What the exercise asks: In the data below, which lines hold "title"? Copy every one.

Records to process:
- Opening Delimiter -

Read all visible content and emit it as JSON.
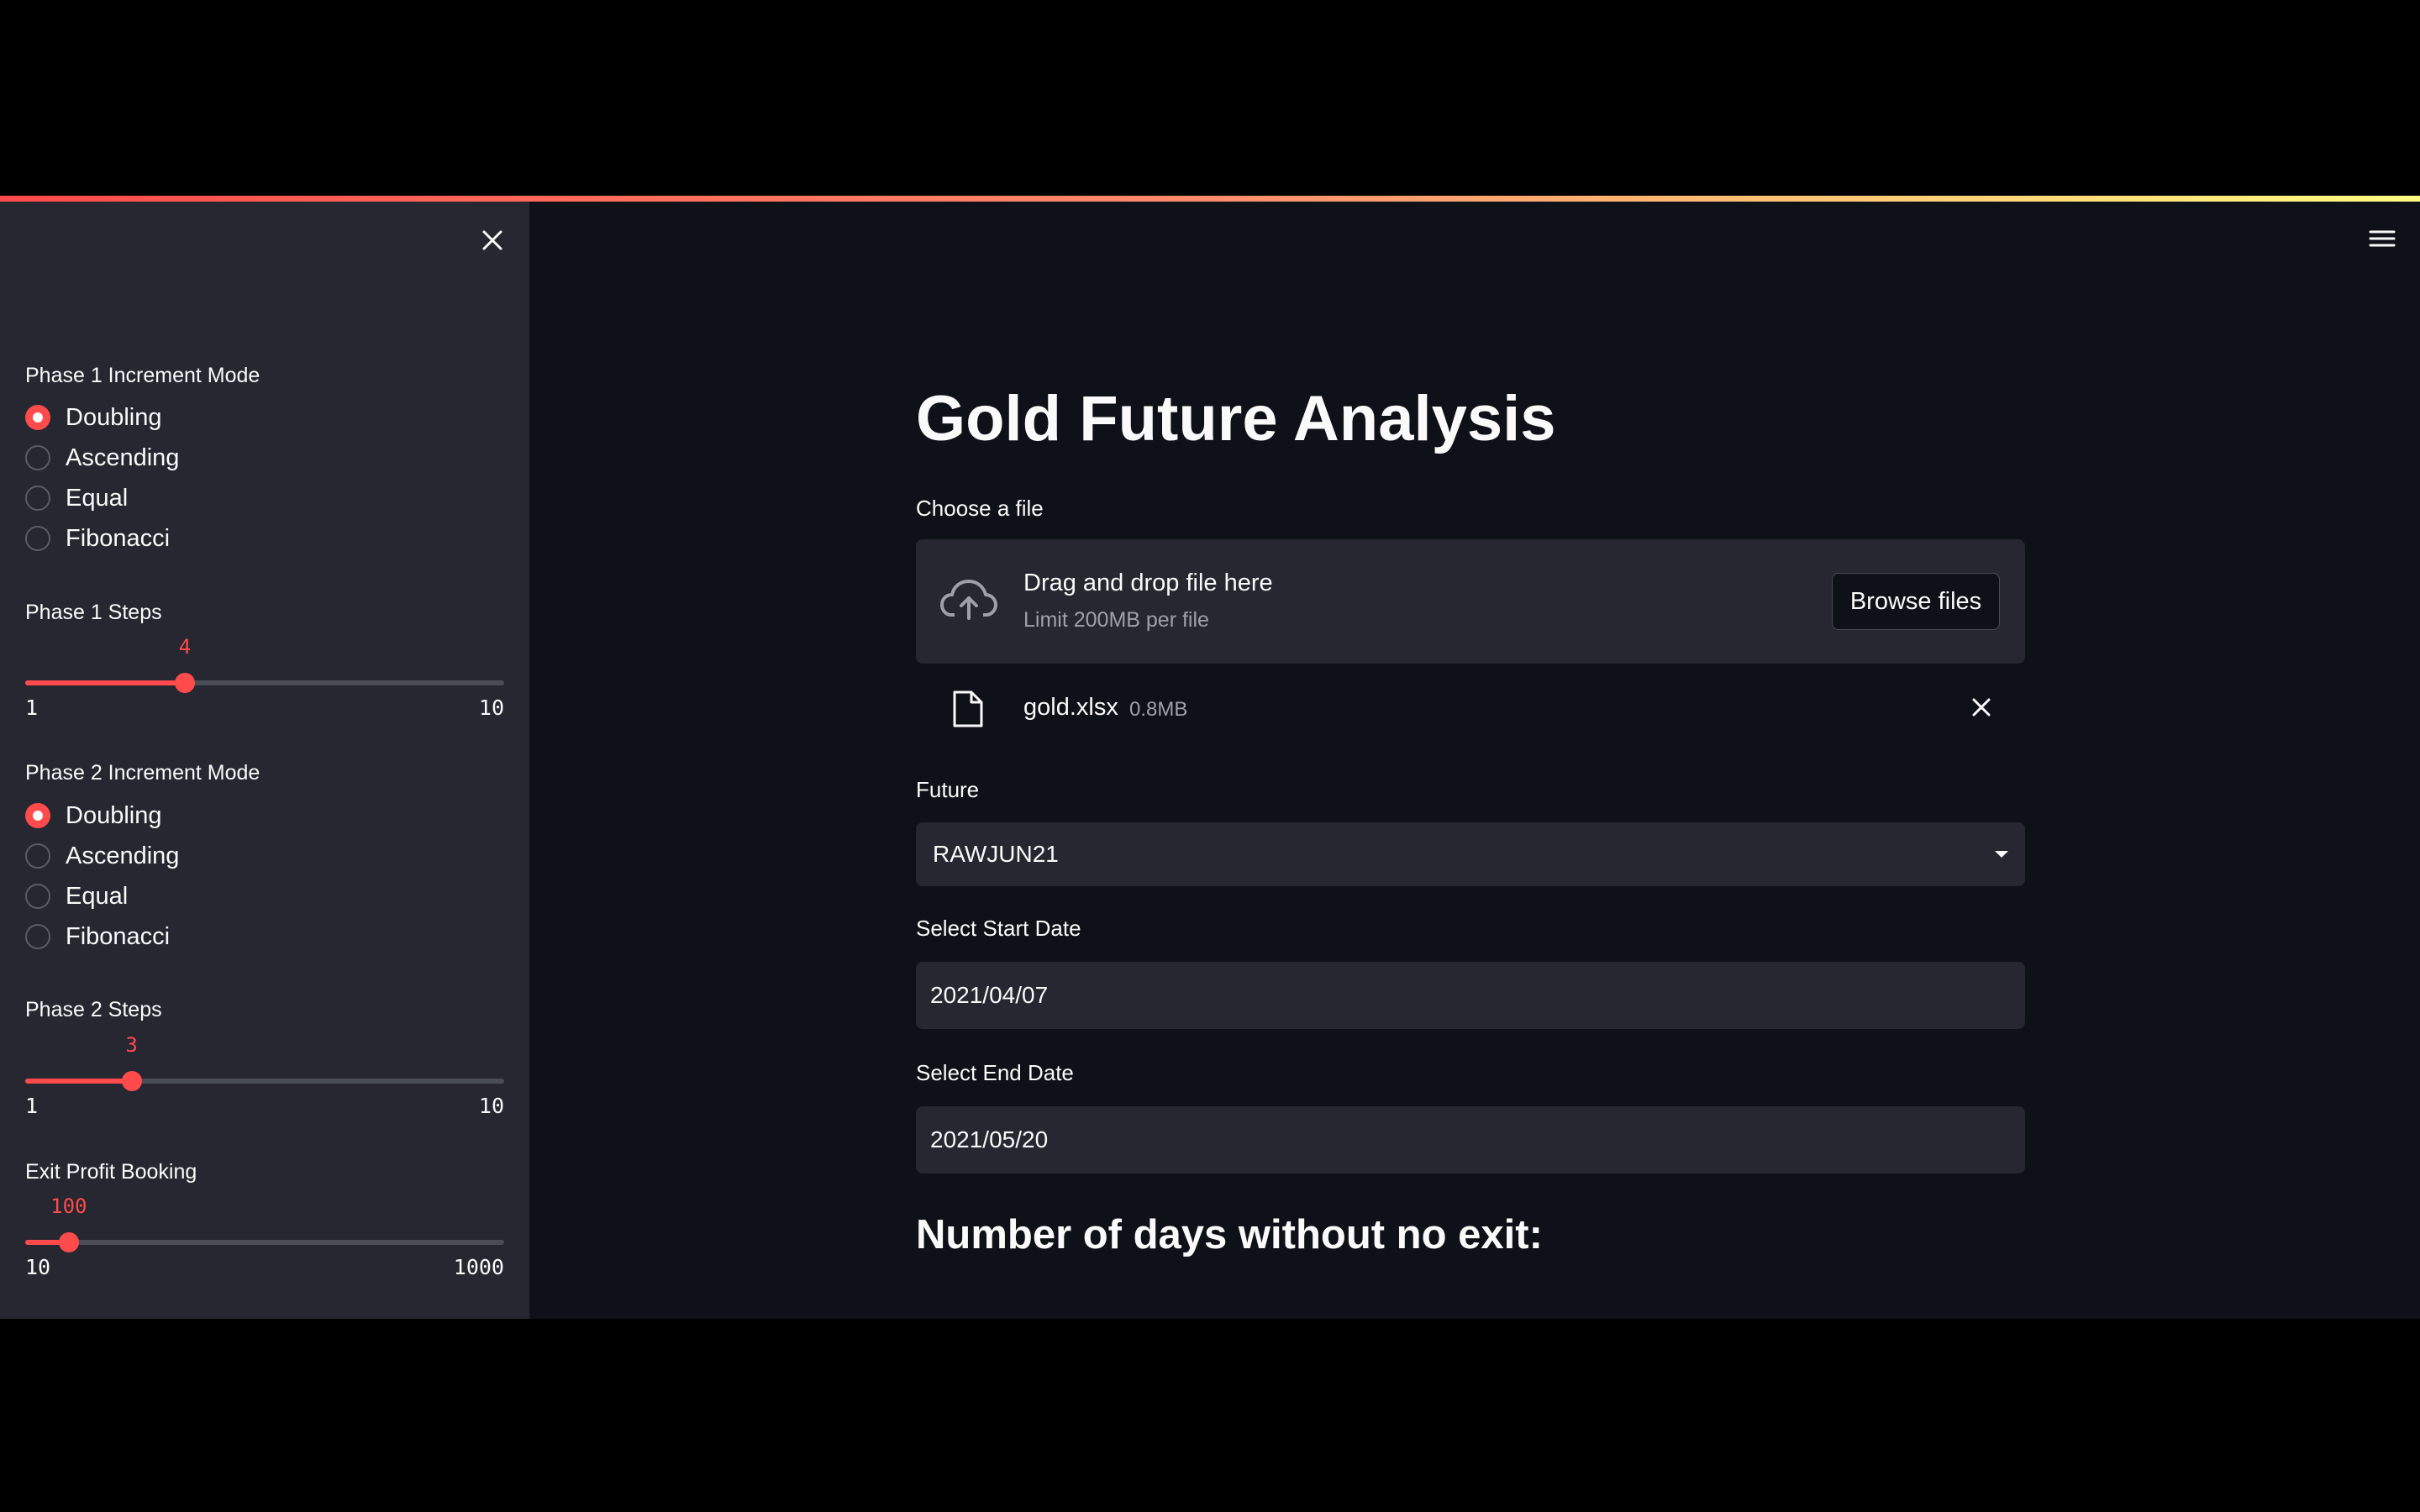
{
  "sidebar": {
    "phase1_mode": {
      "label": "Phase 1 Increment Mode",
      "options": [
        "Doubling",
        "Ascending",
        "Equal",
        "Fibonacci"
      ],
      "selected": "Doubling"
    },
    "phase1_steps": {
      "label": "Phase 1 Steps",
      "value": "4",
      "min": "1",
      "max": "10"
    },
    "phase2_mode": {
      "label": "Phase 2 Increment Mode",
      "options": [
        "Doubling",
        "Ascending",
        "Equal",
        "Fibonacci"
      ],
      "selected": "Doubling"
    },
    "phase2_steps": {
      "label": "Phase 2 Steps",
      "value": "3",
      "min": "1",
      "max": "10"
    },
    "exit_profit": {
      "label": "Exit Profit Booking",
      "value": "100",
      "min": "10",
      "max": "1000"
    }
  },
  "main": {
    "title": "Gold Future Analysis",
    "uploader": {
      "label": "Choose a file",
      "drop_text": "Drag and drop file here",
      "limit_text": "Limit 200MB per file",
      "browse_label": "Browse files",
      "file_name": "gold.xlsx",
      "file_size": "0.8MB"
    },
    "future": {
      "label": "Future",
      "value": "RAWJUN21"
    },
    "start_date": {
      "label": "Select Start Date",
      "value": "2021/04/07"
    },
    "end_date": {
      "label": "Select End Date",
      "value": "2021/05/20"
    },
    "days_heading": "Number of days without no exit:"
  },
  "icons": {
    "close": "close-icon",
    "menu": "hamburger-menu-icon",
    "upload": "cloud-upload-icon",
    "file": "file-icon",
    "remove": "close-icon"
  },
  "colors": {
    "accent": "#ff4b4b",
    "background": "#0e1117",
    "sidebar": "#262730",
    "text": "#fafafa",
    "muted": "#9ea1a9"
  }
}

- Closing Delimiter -
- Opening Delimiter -

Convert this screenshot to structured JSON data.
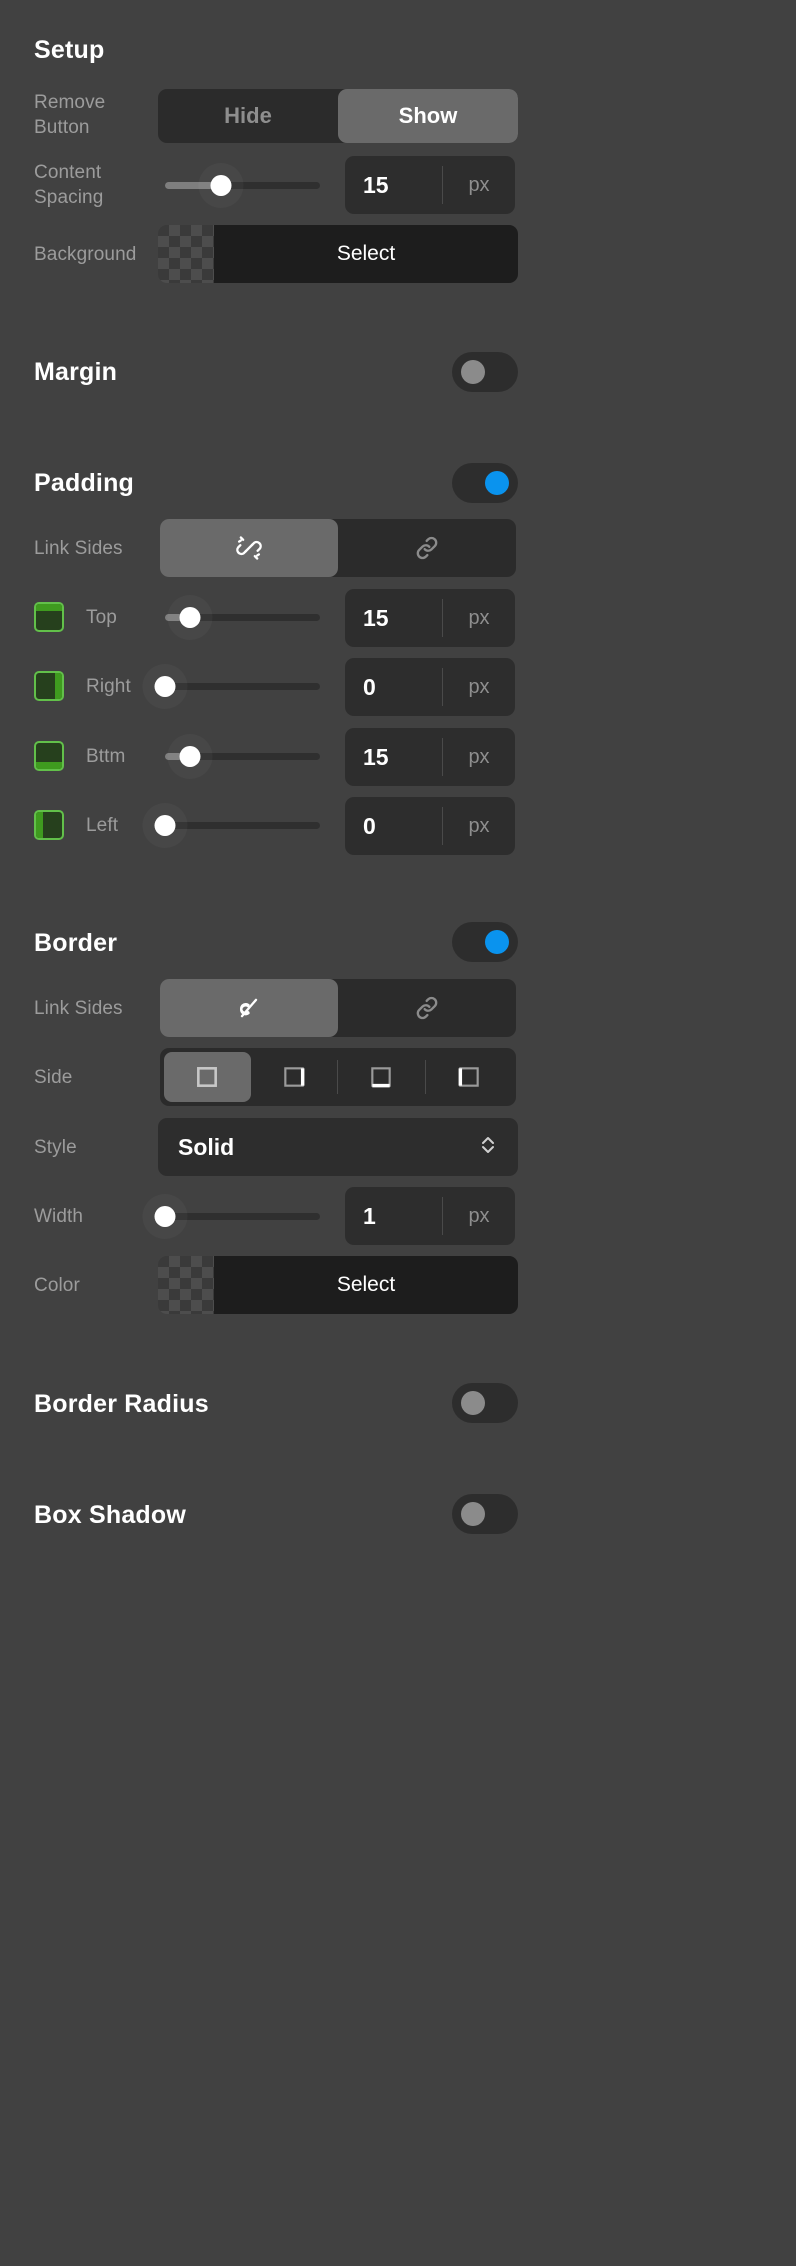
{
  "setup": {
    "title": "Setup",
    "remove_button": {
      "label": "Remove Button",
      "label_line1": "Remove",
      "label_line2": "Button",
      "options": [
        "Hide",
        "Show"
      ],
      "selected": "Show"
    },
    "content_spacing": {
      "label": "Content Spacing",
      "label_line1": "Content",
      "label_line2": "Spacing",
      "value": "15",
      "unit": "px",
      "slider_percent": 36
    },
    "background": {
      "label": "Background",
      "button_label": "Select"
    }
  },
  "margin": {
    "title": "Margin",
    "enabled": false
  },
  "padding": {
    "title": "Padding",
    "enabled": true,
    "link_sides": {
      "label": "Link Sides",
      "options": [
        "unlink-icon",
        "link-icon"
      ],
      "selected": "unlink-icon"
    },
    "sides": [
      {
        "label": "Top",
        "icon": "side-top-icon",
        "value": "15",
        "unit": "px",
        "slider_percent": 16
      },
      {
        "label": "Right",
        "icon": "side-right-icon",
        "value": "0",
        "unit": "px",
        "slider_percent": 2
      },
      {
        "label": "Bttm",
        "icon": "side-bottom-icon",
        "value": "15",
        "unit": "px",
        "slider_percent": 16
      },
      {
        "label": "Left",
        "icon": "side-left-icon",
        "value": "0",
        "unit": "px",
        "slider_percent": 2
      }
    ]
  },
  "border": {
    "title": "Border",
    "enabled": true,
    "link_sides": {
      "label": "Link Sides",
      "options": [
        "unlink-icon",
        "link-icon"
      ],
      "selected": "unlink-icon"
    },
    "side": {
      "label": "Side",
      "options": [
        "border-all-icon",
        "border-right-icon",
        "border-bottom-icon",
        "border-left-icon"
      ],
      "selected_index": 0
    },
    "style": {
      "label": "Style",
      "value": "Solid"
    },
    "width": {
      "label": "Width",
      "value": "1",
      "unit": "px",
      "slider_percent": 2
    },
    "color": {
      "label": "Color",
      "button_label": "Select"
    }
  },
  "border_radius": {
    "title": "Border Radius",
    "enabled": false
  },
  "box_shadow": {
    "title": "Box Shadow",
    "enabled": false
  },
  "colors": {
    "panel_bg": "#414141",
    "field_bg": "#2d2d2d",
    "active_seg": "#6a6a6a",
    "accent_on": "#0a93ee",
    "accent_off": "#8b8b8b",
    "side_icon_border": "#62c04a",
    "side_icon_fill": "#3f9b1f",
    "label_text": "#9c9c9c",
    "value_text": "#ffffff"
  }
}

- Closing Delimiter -

Answer to this exercise:
    "title": "Gold Future Analysis",
    "title": "Setup",
    "title": "Margin",
    "title": "Padding",
    "title": "Border",
    "title": "Border Radius",
    "title": "Box Shadow",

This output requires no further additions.